Hair doesn’t have to lose its lustre. Here’s how to get your hair back to its sleek, beautiful self
By Manon Chevalier with Lola Augustine Brown
If you look at old photos of yourself and sigh thinking about the great hair that you used to have, you’re not alone. Dull, tired-looking hair can make us look dull and tired, and can make us look older than we are (or older than we want to appear to be). And thinning hair is just downright depressing, for women as much as for men.
We have some good news, though: there’s a lot you can do to help your hair become healthier, fuller, and more lustrous.

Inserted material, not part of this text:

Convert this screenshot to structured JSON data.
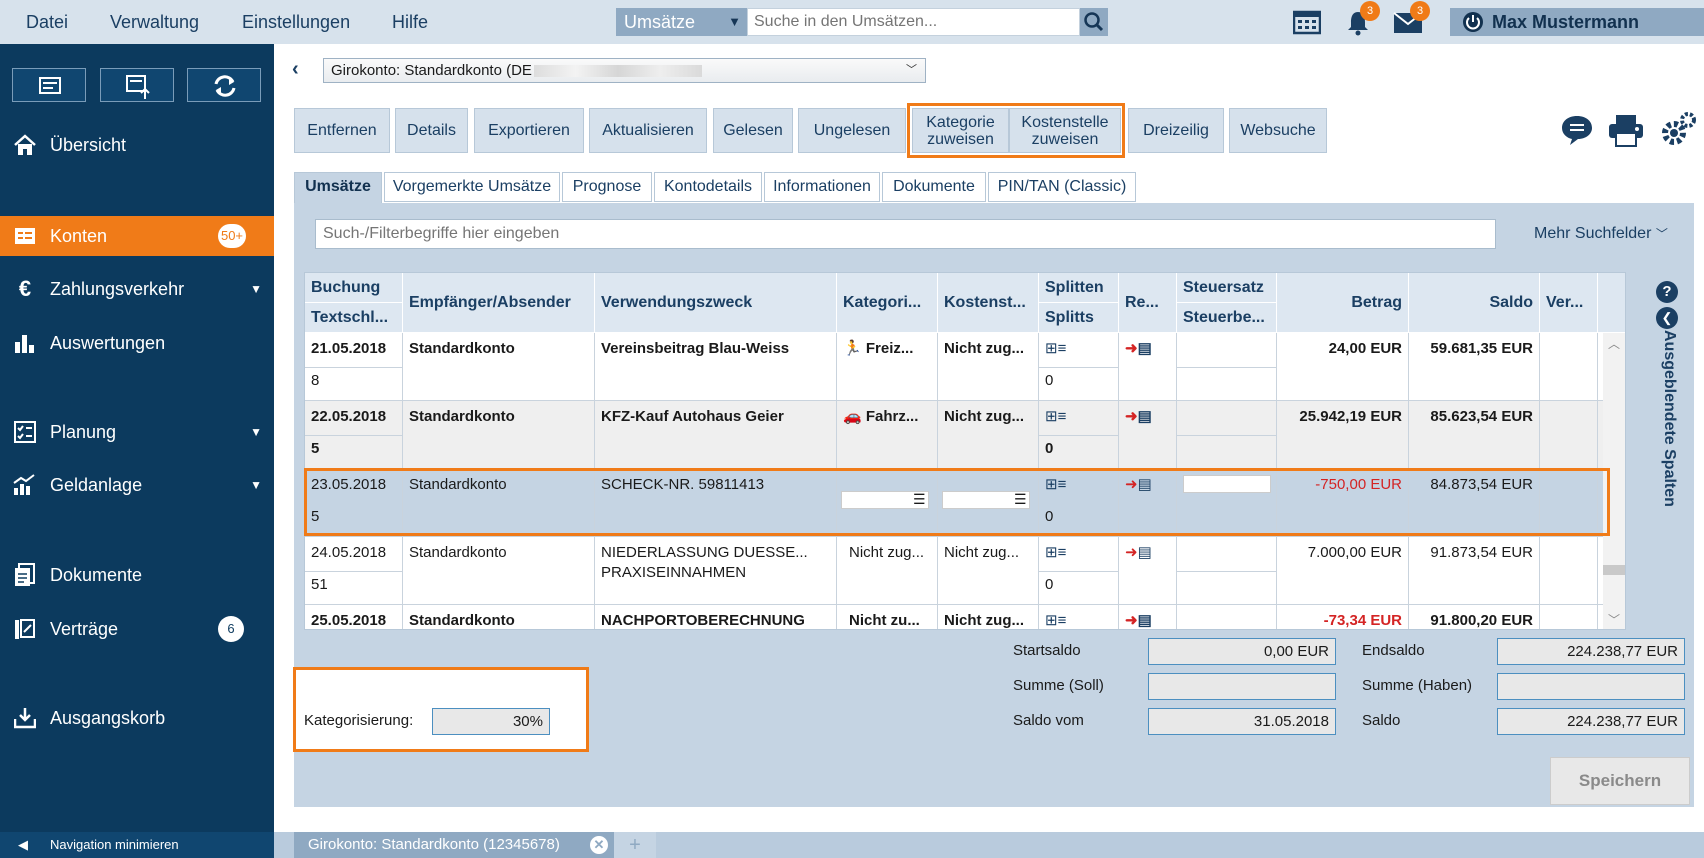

“The main reason hair loses its shine as we get older is that we are producing less sebum, our natural oil, a process that makes hair dryer, just as it does skin,” says Evyeneia Dexter, owner of Foxy Moon Hair Gallery in Halifax. “Some grey hair also comes in a little more course and kinky, so it doesn’t reflect light as much, which also diminishes shine.”
It’s not just aging that turns hair blah—the things we do or don’t do to protect our hair are largely responsible for our hair’s condition. Stress is hard on the hair, as are not eating properly, exposure to the elements, and aggressive styling methods.

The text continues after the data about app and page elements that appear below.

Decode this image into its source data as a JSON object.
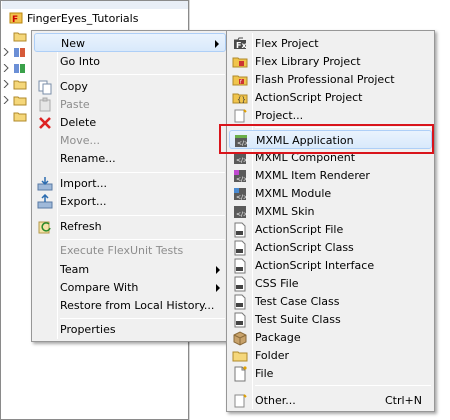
{
  "explorer": {
    "root_label": "FingerEyes_Tutorials"
  },
  "main_menu": {
    "items": [
      {
        "label": "New",
        "icon": "none",
        "submenu": true,
        "disabled": false,
        "hover": true
      },
      {
        "label": "Go Into",
        "icon": "none",
        "submenu": false,
        "disabled": false
      },
      {
        "label": "Copy",
        "icon": "copy-icon",
        "submenu": false,
        "disabled": false
      },
      {
        "label": "Paste",
        "icon": "paste-icon",
        "submenu": false,
        "disabled": true
      },
      {
        "label": "Delete",
        "icon": "delete-icon",
        "submenu": false,
        "disabled": false
      },
      {
        "label": "Move...",
        "icon": "none",
        "submenu": false,
        "disabled": true
      },
      {
        "label": "Rename...",
        "icon": "none",
        "submenu": false,
        "disabled": false
      },
      {
        "label": "Import...",
        "icon": "import-icon",
        "submenu": false,
        "disabled": false
      },
      {
        "label": "Export...",
        "icon": "export-icon",
        "submenu": false,
        "disabled": false
      },
      {
        "label": "Refresh",
        "icon": "refresh-icon",
        "submenu": false,
        "disabled": false
      },
      {
        "label": "Execute FlexUnit Tests",
        "icon": "none",
        "submenu": false,
        "disabled": true
      },
      {
        "label": "Team",
        "icon": "none",
        "submenu": true,
        "disabled": false
      },
      {
        "label": "Compare With",
        "icon": "none",
        "submenu": true,
        "disabled": false
      },
      {
        "label": "Restore from Local History...",
        "icon": "none",
        "submenu": false,
        "disabled": false
      },
      {
        "label": "Properties",
        "icon": "none",
        "submenu": false,
        "disabled": false
      }
    ]
  },
  "new_submenu": {
    "items": [
      {
        "label": "Flex Project",
        "icon": "flex-project-icon"
      },
      {
        "label": "Flex Library Project",
        "icon": "flex-library-project-icon"
      },
      {
        "label": "Flash Professional Project",
        "icon": "flash-professional-project-icon"
      },
      {
        "label": "ActionScript Project",
        "icon": "actionscript-project-icon"
      },
      {
        "label": "Project...",
        "icon": "project-icon"
      },
      {
        "label": "MXML Application",
        "icon": "mxml-application-icon"
      },
      {
        "label": "MXML Component",
        "icon": "mxml-component-icon"
      },
      {
        "label": "MXML Item Renderer",
        "icon": "mxml-item-renderer-icon"
      },
      {
        "label": "MXML Module",
        "icon": "mxml-module-icon"
      },
      {
        "label": "MXML Skin",
        "icon": "mxml-skin-icon"
      },
      {
        "label": "ActionScript File",
        "icon": "actionscript-file-icon"
      },
      {
        "label": "ActionScript Class",
        "icon": "actionscript-class-icon"
      },
      {
        "label": "ActionScript Interface",
        "icon": "actionscript-interface-icon"
      },
      {
        "label": "CSS File",
        "icon": "css-file-icon"
      },
      {
        "label": "Test Case Class",
        "icon": "test-case-class-icon"
      },
      {
        "label": "Test Suite Class",
        "icon": "test-suite-class-icon"
      },
      {
        "label": "Package",
        "icon": "package-icon"
      },
      {
        "label": "Folder",
        "icon": "folder-icon"
      },
      {
        "label": "File",
        "icon": "file-icon"
      },
      {
        "label": "Other...",
        "icon": "other-icon",
        "accel": "Ctrl+N"
      }
    ]
  },
  "colors": {
    "highlight_box": "#d9141b",
    "menu_bg": "#f0f0f0",
    "hover_bg": "#dcebfc"
  }
}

“Abusing your hair with chemical treatments including colours and the excessive use of hair dryers, flatirons, or curling rods, which often operate at temperatures up to 200°C [390°F], all alter the natural lustre of hair,” says Lucie Levac of Phyto Canada. When we abuse our hair, we are damaging keratin, the protein of which hair is made.

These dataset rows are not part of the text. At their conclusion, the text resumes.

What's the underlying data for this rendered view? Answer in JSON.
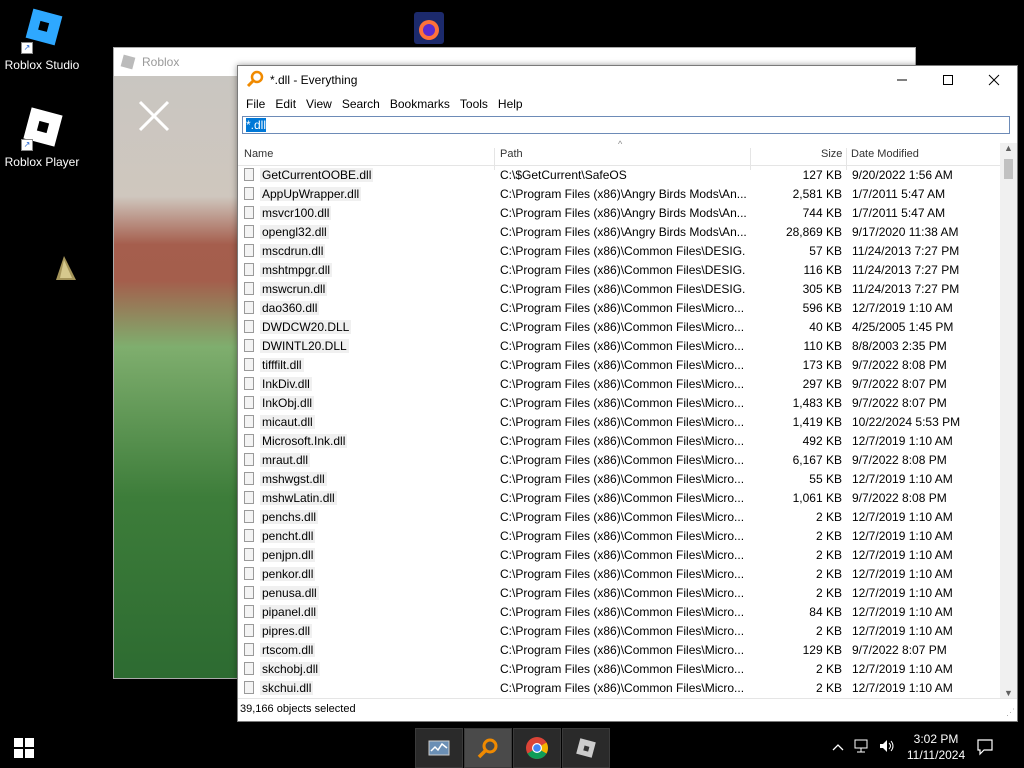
{
  "desktop": {
    "icons": [
      {
        "label": "Roblox Studio"
      },
      {
        "label": "Roblox Player"
      }
    ]
  },
  "roblox_window": {
    "title": "Roblox"
  },
  "everything": {
    "title": "*.dll - Everything",
    "menu": [
      "File",
      "Edit",
      "View",
      "Search",
      "Bookmarks",
      "Tools",
      "Help"
    ],
    "search_value": "*.dll",
    "columns": {
      "name": "Name",
      "path": "Path",
      "size": "Size",
      "date": "Date Modified"
    },
    "rows": [
      {
        "name": "GetCurrentOOBE.dll",
        "path": "C:\\$GetCurrent\\SafeOS",
        "size": "127 KB",
        "date": "9/20/2022 1:56 AM"
      },
      {
        "name": "AppUpWrapper.dll",
        "path": "C:\\Program Files (x86)\\Angry Birds Mods\\An...",
        "size": "2,581 KB",
        "date": "1/7/2011 5:47 AM"
      },
      {
        "name": "msvcr100.dll",
        "path": "C:\\Program Files (x86)\\Angry Birds Mods\\An...",
        "size": "744 KB",
        "date": "1/7/2011 5:47 AM"
      },
      {
        "name": "opengl32.dll",
        "path": "C:\\Program Files (x86)\\Angry Birds Mods\\An...",
        "size": "28,869 KB",
        "date": "9/17/2020 11:38 AM"
      },
      {
        "name": "mscdrun.dll",
        "path": "C:\\Program Files (x86)\\Common Files\\DESIG...",
        "size": "57 KB",
        "date": "11/24/2013 7:27 PM"
      },
      {
        "name": "mshtmpgr.dll",
        "path": "C:\\Program Files (x86)\\Common Files\\DESIG...",
        "size": "116 KB",
        "date": "11/24/2013 7:27 PM"
      },
      {
        "name": "mswcrun.dll",
        "path": "C:\\Program Files (x86)\\Common Files\\DESIG...",
        "size": "305 KB",
        "date": "11/24/2013 7:27 PM"
      },
      {
        "name": "dao360.dll",
        "path": "C:\\Program Files (x86)\\Common Files\\Micro...",
        "size": "596 KB",
        "date": "12/7/2019 1:10 AM"
      },
      {
        "name": "DWDCW20.DLL",
        "path": "C:\\Program Files (x86)\\Common Files\\Micro...",
        "size": "40 KB",
        "date": "4/25/2005 1:45 PM"
      },
      {
        "name": "DWINTL20.DLL",
        "path": "C:\\Program Files (x86)\\Common Files\\Micro...",
        "size": "110 KB",
        "date": "8/8/2003 2:35 PM"
      },
      {
        "name": "tifffilt.dll",
        "path": "C:\\Program Files (x86)\\Common Files\\Micro...",
        "size": "173 KB",
        "date": "9/7/2022 8:08 PM"
      },
      {
        "name": "InkDiv.dll",
        "path": "C:\\Program Files (x86)\\Common Files\\Micro...",
        "size": "297 KB",
        "date": "9/7/2022 8:07 PM"
      },
      {
        "name": "InkObj.dll",
        "path": "C:\\Program Files (x86)\\Common Files\\Micro...",
        "size": "1,483 KB",
        "date": "9/7/2022 8:07 PM"
      },
      {
        "name": "micaut.dll",
        "path": "C:\\Program Files (x86)\\Common Files\\Micro...",
        "size": "1,419 KB",
        "date": "10/22/2024 5:53 PM"
      },
      {
        "name": "Microsoft.Ink.dll",
        "path": "C:\\Program Files (x86)\\Common Files\\Micro...",
        "size": "492 KB",
        "date": "12/7/2019 1:10 AM"
      },
      {
        "name": "mraut.dll",
        "path": "C:\\Program Files (x86)\\Common Files\\Micro...",
        "size": "6,167 KB",
        "date": "9/7/2022 8:08 PM"
      },
      {
        "name": "mshwgst.dll",
        "path": "C:\\Program Files (x86)\\Common Files\\Micro...",
        "size": "55 KB",
        "date": "12/7/2019 1:10 AM"
      },
      {
        "name": "mshwLatin.dll",
        "path": "C:\\Program Files (x86)\\Common Files\\Micro...",
        "size": "1,061 KB",
        "date": "9/7/2022 8:08 PM"
      },
      {
        "name": "penchs.dll",
        "path": "C:\\Program Files (x86)\\Common Files\\Micro...",
        "size": "2 KB",
        "date": "12/7/2019 1:10 AM"
      },
      {
        "name": "pencht.dll",
        "path": "C:\\Program Files (x86)\\Common Files\\Micro...",
        "size": "2 KB",
        "date": "12/7/2019 1:10 AM"
      },
      {
        "name": "penjpn.dll",
        "path": "C:\\Program Files (x86)\\Common Files\\Micro...",
        "size": "2 KB",
        "date": "12/7/2019 1:10 AM"
      },
      {
        "name": "penkor.dll",
        "path": "C:\\Program Files (x86)\\Common Files\\Micro...",
        "size": "2 KB",
        "date": "12/7/2019 1:10 AM"
      },
      {
        "name": "penusa.dll",
        "path": "C:\\Program Files (x86)\\Common Files\\Micro...",
        "size": "2 KB",
        "date": "12/7/2019 1:10 AM"
      },
      {
        "name": "pipanel.dll",
        "path": "C:\\Program Files (x86)\\Common Files\\Micro...",
        "size": "84 KB",
        "date": "12/7/2019 1:10 AM"
      },
      {
        "name": "pipres.dll",
        "path": "C:\\Program Files (x86)\\Common Files\\Micro...",
        "size": "2 KB",
        "date": "12/7/2019 1:10 AM"
      },
      {
        "name": "rtscom.dll",
        "path": "C:\\Program Files (x86)\\Common Files\\Micro...",
        "size": "129 KB",
        "date": "9/7/2022 8:07 PM"
      },
      {
        "name": "skchobj.dll",
        "path": "C:\\Program Files (x86)\\Common Files\\Micro...",
        "size": "2 KB",
        "date": "12/7/2019 1:10 AM"
      },
      {
        "name": "skchui.dll",
        "path": "C:\\Program Files (x86)\\Common Files\\Micro...",
        "size": "2 KB",
        "date": "12/7/2019 1:10 AM"
      }
    ],
    "status": "39,166 objects selected"
  },
  "taskbar": {
    "clock_time": "3:02 PM",
    "clock_date": "11/11/2024"
  },
  "colors": {
    "accent": "#0078d7",
    "taskbar": "#000000"
  }
}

As for thinning hair, a subject about which many of us are sensitive, there are a number of reasons for this, too.
“Genetics, hormone disruption, aging, stress, or taking certain drugs are the first causes of the loss of density—which shouldn’t be confused with the irreversible loss of hair,” says Dr. Yves Hébert, a specialist in aesthetic medicine and hair replacement at the Clinic of Aesthetic Medicine and Surgery in Montreal.